WORK TO BE COMPLETED —
Reproduce the listing exactly, please, with every line intact.

##### RECORD SET

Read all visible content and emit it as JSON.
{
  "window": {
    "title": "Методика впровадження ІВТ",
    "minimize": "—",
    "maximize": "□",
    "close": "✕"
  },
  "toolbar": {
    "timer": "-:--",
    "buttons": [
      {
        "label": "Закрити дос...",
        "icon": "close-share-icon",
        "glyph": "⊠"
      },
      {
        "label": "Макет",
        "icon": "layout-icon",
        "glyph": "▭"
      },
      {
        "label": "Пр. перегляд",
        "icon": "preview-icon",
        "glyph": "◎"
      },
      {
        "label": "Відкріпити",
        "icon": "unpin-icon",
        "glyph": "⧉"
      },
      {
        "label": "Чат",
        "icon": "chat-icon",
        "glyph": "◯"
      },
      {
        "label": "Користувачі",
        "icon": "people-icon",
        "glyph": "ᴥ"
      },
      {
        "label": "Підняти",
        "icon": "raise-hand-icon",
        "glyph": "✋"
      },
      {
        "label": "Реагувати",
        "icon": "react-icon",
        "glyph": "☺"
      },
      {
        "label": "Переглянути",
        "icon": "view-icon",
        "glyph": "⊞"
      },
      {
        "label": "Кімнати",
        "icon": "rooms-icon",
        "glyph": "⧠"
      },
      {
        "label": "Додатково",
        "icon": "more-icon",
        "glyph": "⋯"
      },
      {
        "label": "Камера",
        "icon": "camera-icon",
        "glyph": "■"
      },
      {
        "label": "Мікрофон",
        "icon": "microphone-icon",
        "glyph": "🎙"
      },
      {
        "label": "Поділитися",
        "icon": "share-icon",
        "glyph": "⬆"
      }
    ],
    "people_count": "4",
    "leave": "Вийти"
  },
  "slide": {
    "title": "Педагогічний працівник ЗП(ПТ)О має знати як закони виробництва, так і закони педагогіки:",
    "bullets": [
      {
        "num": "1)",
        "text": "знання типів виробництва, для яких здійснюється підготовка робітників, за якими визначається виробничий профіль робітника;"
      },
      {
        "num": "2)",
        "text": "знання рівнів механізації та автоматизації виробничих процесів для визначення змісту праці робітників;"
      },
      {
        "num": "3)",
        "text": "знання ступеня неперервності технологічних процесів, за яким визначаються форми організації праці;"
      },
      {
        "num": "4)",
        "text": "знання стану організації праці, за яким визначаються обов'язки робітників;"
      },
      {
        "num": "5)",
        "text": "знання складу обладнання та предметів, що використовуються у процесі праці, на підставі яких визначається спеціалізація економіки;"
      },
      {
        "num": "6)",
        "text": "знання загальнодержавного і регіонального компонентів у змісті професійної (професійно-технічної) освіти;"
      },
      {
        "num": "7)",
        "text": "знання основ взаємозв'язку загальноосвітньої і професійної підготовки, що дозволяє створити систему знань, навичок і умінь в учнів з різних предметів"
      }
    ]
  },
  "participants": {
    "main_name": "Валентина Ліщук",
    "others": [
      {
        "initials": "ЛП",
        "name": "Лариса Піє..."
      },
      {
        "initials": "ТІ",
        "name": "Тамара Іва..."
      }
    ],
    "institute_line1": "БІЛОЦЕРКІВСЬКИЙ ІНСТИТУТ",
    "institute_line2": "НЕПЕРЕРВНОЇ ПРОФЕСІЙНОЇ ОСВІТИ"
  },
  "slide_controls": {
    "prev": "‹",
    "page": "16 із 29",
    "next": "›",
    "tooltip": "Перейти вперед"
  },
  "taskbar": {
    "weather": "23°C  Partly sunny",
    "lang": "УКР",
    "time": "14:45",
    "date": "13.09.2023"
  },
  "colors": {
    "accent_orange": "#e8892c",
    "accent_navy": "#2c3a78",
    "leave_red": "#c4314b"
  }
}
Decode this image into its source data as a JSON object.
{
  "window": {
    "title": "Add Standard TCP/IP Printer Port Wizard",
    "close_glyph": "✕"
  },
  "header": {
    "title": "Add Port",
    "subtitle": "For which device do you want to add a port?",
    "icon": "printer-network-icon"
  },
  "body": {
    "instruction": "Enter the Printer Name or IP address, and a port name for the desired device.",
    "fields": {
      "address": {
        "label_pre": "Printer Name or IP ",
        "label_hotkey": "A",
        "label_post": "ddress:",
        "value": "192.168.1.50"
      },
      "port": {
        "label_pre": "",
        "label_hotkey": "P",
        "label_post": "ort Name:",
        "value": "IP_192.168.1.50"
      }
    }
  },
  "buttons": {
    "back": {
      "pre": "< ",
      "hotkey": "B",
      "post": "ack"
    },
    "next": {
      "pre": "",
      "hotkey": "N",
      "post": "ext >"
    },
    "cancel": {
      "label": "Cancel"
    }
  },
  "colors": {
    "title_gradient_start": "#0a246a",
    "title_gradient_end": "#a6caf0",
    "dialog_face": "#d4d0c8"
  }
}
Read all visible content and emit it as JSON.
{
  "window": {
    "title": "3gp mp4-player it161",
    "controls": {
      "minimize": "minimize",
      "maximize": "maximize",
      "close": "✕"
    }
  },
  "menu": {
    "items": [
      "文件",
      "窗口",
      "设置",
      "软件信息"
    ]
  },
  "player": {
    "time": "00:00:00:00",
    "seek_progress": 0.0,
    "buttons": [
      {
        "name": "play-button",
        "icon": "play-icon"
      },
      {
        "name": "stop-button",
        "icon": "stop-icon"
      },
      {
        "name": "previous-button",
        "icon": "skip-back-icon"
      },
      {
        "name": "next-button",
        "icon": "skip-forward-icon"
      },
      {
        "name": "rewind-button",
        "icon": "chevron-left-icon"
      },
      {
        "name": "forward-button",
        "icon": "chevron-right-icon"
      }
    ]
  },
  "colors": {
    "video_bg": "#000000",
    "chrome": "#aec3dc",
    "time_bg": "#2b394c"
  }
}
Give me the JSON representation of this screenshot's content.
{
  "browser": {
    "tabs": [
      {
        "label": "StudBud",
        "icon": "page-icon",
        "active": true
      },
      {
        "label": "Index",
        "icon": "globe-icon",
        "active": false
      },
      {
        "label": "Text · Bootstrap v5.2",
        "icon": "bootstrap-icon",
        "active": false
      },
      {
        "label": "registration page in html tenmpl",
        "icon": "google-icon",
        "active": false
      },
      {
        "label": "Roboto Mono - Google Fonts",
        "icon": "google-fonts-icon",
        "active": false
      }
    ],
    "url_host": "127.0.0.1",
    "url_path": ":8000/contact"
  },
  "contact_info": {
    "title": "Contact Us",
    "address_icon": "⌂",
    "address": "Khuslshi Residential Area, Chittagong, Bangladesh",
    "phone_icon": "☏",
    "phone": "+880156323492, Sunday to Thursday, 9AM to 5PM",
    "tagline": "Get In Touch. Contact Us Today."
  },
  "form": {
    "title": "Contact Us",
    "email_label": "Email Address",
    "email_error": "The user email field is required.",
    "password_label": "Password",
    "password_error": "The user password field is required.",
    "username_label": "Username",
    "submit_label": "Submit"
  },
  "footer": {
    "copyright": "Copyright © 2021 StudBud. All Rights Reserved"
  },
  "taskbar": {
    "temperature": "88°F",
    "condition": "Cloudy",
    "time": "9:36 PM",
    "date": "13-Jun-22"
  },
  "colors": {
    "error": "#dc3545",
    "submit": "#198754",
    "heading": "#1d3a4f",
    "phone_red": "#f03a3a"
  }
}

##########

ANSWER TO THIS EXERCISE —
Read all visible content and emit it as JSON.
{
  "window": {
    "title": "Методика впровадження ІВТ",
    "minimize": "—",
    "maximize": "□",
    "close": "✕"
  },
  "toolbar": {
    "timer": "-:--",
    "buttons": [
      {
        "label": "Закрити дос...",
        "icon": "close-share-icon",
        "glyph": "⊠"
      },
      {
        "label": "Макет",
        "icon": "layout-icon",
        "glyph": "▭"
      },
      {
        "label": "Пр. перегляд",
        "icon": "preview-icon",
        "glyph": "◎"
      },
      {
        "label": "Відкріпити",
        "icon": "unpin-icon",
        "glyph": "⧉"
      },
      {
        "label": "Чат",
        "icon": "chat-icon",
        "glyph": "◯"
      },
      {
        "label": "Користувачі",
        "icon": "people-icon",
        "glyph": "ᴥ"
      },
      {
        "label": "Підняти",
        "icon": "raise-hand-icon",
        "glyph": "✋"
      },
      {
        "label": "Реагувати",
        "icon": "react-icon",
        "glyph": "☺"
      },
      {
        "label": "Переглянути",
        "icon": "view-icon",
        "glyph": "⊞"
      },
      {
        "label": "Кімнати",
        "icon": "rooms-icon",
        "glyph": "⧠"
      },
      {
        "label": "Додатково",
        "icon": "more-icon",
        "glyph": "⋯"
      },
      {
        "label": "Камера",
        "icon": "camera-icon",
        "glyph": "■"
      },
      {
        "label": "Мікрофон",
        "icon": "microphone-icon",
        "glyph": "🎙"
      },
      {
        "label": "Поділитися",
        "icon": "share-icon",
        "glyph": "⬆"
      }
    ],
    "people_count": "4",
    "leave": "Вийти"
  },
  "slide": {
    "title": "Педагогічний працівник ЗП(ПТ)О має знати як закони виробництва, так і закони педагогіки:",
    "bullets": [
      {
        "num": "1)",
        "text": "знання типів виробництва, для яких здійснюється підготовка робітників, за якими визначається виробничий профіль робітника;"
      },
      {
        "num": "2)",
        "text": "знання рівнів механізації та автоматизації виробничих процесів для визначення змісту праці робітників;"
      },
      {
        "num": "3)",
        "text": "знання ступеня неперервності технологічних процесів, за яким визначаються форми організації праці;"
      },
      {
        "num": "4)",
        "text": "знання стану організації праці, за яким визначаються обов'язки робітників;"
      },
      {
        "num": "5)",
        "text": "знання складу обладнання та предметів, що використовуються у процесі праці, на підставі яких визначається спеціалізація економіки;"
      },
      {
        "num": "6)",
        "text": "знання загальнодержавного і регіонального компонентів у змісті професійної (професійно-технічної) освіти;"
      },
      {
        "num": "7)",
        "text": "знання основ взаємозв'язку загальноосвітньої і професійної підготовки, що дозволяє створити систему знань, навичок і умінь в учнів з різних предметів"
      }
    ]
  },
  "participants": {
    "main_name": "Валентина Ліщук",
    "others": [
      {
        "initials": "ЛП",
        "name": "Лариса Піє..."
      },
      {
        "initials": "ТІ",
        "name": "Тамара Іва..."
      }
    ],
    "institute_line1": "БІЛОЦЕРКІВСЬКИЙ ІНСТИТУТ",
    "institute_line2": "НЕПЕРЕРВНОЇ ПРОФЕСІЙНОЇ ОСВІТИ"
  },
  "slide_controls": {
    "prev": "‹",
    "page": "16 із 29",
    "next": "›",
    "tooltip": "Перейти вперед"
  },
  "taskbar": {
    "weather": "23°C  Partly sunny",
    "lang": "УКР",
    "time": "14:45",
    "date": "13.09.2023"
  },
  "colors": {
    "accent_orange": "#e8892c",
    "accent_navy": "#2c3a78",
    "leave_red": "#c4314b"
  }
}
Decode this image into its source data as a JSON object.
{
  "window": {
    "title": "Add Standard TCP/IP Printer Port Wizard",
    "close_glyph": "✕"
  },
  "header": {
    "title": "Add Port",
    "subtitle": "For which device do you want to add a port?",
    "icon": "printer-network-icon"
  },
  "body": {
    "instruction": "Enter the Printer Name or IP address, and a port name for the desired device.",
    "fields": {
      "address": {
        "label_pre": "Printer Name or IP ",
        "label_hotkey": "A",
        "label_post": "ddress:",
        "value": "192.168.1.50"
      },
      "port": {
        "label_pre": "",
        "label_hotkey": "P",
        "label_post": "ort Name:",
        "value": "IP_192.168.1.50"
      }
    }
  },
  "buttons": {
    "back": {
      "pre": "< ",
      "hotkey": "B",
      "post": "ack"
    },
    "next": {
      "pre": "",
      "hotkey": "N",
      "post": "ext >"
    },
    "cancel": {
      "label": "Cancel"
    }
  },
  "colors": {
    "title_gradient_start": "#0a246a",
    "title_gradient_end": "#a6caf0",
    "dialog_face": "#d4d0c8"
  }
}
Read all visible content and emit it as JSON.
{
  "window": {
    "title": "3gp mp4-player it161",
    "controls": {
      "minimize": "minimize",
      "maximize": "maximize",
      "close": "✕"
    }
  },
  "menu": {
    "items": [
      "文件",
      "窗口",
      "设置",
      "软件信息"
    ]
  },
  "player": {
    "time": "00:00:00:00",
    "seek_progress": 0.0,
    "buttons": [
      {
        "name": "play-button",
        "icon": "play-icon"
      },
      {
        "name": "stop-button",
        "icon": "stop-icon"
      },
      {
        "name": "previous-button",
        "icon": "skip-back-icon"
      },
      {
        "name": "next-button",
        "icon": "skip-forward-icon"
      },
      {
        "name": "rewind-button",
        "icon": "chevron-left-icon"
      },
      {
        "name": "forward-button",
        "icon": "chevron-right-icon"
      }
    ]
  },
  "colors": {
    "video_bg": "#000000",
    "chrome": "#aec3dc",
    "time_bg": "#2b394c"
  }
}
Give me the JSON representation of this screenshot's content.
{
  "browser": {
    "tabs": [
      {
        "label": "StudBud",
        "icon": "page-icon",
        "active": true
      },
      {
        "label": "Index",
        "icon": "globe-icon",
        "active": false
      },
      {
        "label": "Text · Bootstrap v5.2",
        "icon": "bootstrap-icon",
        "active": false
      },
      {
        "label": "registration page in html tenmpl",
        "icon": "google-icon",
        "active": false
      },
      {
        "label": "Roboto Mono - Google Fonts",
        "icon": "google-fonts-icon",
        "active": false
      }
    ],
    "url_host": "127.0.0.1",
    "url_path": ":8000/contact"
  },
  "contact_info": {
    "title": "Contact Us",
    "address_icon": "⌂",
    "address": "Khuslshi Residential Area, Chittagong, Bangladesh",
    "phone_icon": "☏",
    "phone": "+880156323492, Sunday to Thursday, 9AM to 5PM",
    "tagline": "Get In Touch. Contact Us Today."
  },
  "form": {
    "title": "Contact Us",
    "email_label": "Email Address",
    "email_error": "The user email field is required.",
    "password_label": "Password",
    "password_error": "The user password field is required.",
    "username_label": "Username",
    "submit_label": "Submit"
  },
  "footer": {
    "copyright": "Copyright © 2021 StudBud. All Rights Reserved"
  },
  "taskbar": {
    "temperature": "88°F",
    "condition": "Cloudy",
    "time": "9:36 PM",
    "date": "13-Jun-22"
  },
  "colors": {
    "error": "#dc3545",
    "submit": "#198754",
    "heading": "#1d3a4f",
    "phone_red": "#f03a3a"
  }
}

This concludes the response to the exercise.